Department Index

Audit Office - Elms House. Picture 1950


Internal Audit Office

The work of the Internal Audit Office consisted in the main of inspecting the financial work carried out by other company offices, the purpose being to safeguard the company against the effects of inaccurate financial recording, deliberate or otherwise. The office was quite separate from the official audit of the company's Annual Accounts which, in accordance with company law, was carried out each year by an independent firm of auditors. The Internal Audit Office's work was a continuing process so that any inaccuracies could be identified and correct at an early stage than would otherwise be the case.

It was not possible to ensure 100 per cent accuracy in every clerical operation (before automation the task was awesome) but the inspections were designed to reveal any tendency to deviate from the high standard of accuracy that was expected of the clerical operations. However, there were some operations that did require 100 per cent correctness and to ensure this, the only way to prove it was to check every item/entry.

Despite the general impression that internal auditors were just there to find fault, criticise and report mistakes, their real purpose was rather to provide assurance that all was well, both with the methods in use and the way in which they were carried out. On the other hand the Internal Audit Office would have failed in their duty had they not acted on any deficiencies uncovered.

Until about 1950 the Internal Audit Office inspection service was restricted to those records having a direct bearing on the company's financial position, and which therefore formed an integral part of the Company Accounts. Some of the more important records which were later taken on were those records concerned with: payments for goods; service and wages; cash and credit sales; stock and work in progress; and equipment such as machinery and motor vehicles. Just after the Second World War it was decided to extend the inspection service to the costing, statistical and departmental accounting records maintained by various cost offices for the Management. Department Accounts were varied and complex having been developed over many years and it took some time for the Audit Office to fully comprehend all the differing processes. Their responsibilities also extended to inspections of the subsidiary company accounts some of whom were located outside of Cadby Hall in other parts of the country and periodic visits were made to these accounting centres.
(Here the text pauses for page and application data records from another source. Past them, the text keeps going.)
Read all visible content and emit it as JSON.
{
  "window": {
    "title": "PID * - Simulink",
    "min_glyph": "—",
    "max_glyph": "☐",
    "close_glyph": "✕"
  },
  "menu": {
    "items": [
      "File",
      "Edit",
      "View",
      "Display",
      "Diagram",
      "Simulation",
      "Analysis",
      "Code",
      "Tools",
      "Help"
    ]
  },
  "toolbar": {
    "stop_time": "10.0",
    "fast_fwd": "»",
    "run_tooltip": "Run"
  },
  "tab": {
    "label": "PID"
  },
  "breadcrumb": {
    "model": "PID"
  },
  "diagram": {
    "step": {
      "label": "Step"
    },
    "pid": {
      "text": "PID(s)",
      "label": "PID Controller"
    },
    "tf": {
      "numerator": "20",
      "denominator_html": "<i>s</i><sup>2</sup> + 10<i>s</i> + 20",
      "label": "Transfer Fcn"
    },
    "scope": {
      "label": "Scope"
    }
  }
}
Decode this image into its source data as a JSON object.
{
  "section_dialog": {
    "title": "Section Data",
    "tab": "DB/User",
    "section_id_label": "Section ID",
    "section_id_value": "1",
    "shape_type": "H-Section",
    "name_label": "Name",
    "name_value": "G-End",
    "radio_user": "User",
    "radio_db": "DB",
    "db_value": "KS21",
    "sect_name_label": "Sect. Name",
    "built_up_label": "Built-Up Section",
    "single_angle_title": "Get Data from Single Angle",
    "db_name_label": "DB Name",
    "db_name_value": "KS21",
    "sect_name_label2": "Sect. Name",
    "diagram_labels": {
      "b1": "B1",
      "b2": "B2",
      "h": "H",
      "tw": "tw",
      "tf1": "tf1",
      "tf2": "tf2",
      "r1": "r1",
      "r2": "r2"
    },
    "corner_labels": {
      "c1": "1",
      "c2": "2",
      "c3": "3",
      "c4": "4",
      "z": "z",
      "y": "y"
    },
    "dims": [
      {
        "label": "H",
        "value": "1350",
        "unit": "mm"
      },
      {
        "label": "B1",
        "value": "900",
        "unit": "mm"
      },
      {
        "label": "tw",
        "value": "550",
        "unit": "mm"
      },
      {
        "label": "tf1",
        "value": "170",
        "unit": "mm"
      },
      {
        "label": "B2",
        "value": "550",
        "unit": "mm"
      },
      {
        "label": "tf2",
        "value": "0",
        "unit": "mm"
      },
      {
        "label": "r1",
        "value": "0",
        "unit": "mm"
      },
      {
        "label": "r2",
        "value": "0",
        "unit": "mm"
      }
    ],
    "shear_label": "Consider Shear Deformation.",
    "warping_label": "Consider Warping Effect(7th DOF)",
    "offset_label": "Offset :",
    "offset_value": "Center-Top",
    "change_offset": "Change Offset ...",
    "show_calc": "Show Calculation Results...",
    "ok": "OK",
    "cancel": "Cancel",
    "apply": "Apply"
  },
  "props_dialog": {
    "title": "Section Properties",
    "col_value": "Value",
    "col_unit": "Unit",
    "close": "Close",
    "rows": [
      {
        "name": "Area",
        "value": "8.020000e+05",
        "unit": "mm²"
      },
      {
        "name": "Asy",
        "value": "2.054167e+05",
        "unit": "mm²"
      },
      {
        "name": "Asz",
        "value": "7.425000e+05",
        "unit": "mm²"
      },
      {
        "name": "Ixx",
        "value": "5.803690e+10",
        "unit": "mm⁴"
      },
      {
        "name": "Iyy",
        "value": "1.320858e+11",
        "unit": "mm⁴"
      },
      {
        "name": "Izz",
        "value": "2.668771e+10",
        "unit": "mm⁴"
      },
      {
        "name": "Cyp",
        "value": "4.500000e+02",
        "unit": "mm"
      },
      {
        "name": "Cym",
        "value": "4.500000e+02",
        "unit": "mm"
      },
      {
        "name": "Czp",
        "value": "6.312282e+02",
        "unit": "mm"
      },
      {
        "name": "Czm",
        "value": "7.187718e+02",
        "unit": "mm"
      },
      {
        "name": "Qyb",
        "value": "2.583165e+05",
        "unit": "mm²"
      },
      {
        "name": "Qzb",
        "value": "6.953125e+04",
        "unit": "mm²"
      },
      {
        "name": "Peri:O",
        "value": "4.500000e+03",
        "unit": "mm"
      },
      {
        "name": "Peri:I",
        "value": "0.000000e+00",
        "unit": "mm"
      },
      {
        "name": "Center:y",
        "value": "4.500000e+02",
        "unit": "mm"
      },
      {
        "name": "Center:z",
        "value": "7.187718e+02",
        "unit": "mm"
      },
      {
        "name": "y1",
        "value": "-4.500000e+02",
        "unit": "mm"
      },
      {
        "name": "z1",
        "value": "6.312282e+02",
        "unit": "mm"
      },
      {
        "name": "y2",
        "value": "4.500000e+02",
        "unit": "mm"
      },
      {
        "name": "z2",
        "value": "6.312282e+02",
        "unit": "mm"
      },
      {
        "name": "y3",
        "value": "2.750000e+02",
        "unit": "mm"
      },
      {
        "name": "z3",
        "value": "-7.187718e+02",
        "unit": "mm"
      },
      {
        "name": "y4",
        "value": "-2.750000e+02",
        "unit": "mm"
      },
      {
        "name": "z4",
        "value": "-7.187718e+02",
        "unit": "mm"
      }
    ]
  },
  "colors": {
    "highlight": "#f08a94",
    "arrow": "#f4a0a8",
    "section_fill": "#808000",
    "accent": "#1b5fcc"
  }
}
Apart from the routine examination of the clerical procedures the Audit Office also carried out special investigations which might have been requested by managers. One of their main tasks was the reconciling of the Company's Cash Book records of its transactions through the bank with the bank's own records as shown in the Pass Book. This did require 100 per cent comparison of the innumerable entries in both sets of records. Of course when computers began to take over many of the clerical procedures the inspection tasks became less onerous but nevertheless, computers brought in their own problems.

The Audit Office also collaborated with the Systems Research and Clerical Staff Offices in a special kind of inspection called a Group Review. The idea of this was to take a group in one or other of the offices and by careful study try to find out in what way, if at all, that group may be assisted to do its work more efficiently. These types of review were not always welcomed by the departments to which they were addressed but the overall intention was one of efficiency.

As the operating companies became more independent the Audit Office continued their inspections and were very much involved with the consolidation of the accounts. As computerisation of the company's financial and business activities became more widespread it became more difficult for auditors to follow through individual transactions and they had to develop new skills. John Simmons, however, who is the acknowledged pioneer of the Lyons clerical procedures and also the driving force behind computerisation in Lyons, ensured that the early computer programmes were designed to be self accounting. The tricks he had learned from the clerical operations were transferred to automation and Lyons' early computer programmes were well advanced on those of other companies. His vision was to bring together, by use of computers, all the company's accounts which he called the Master Plan. Sadly circumstances prevented this from coming to fruition.


© Peter Bird 2005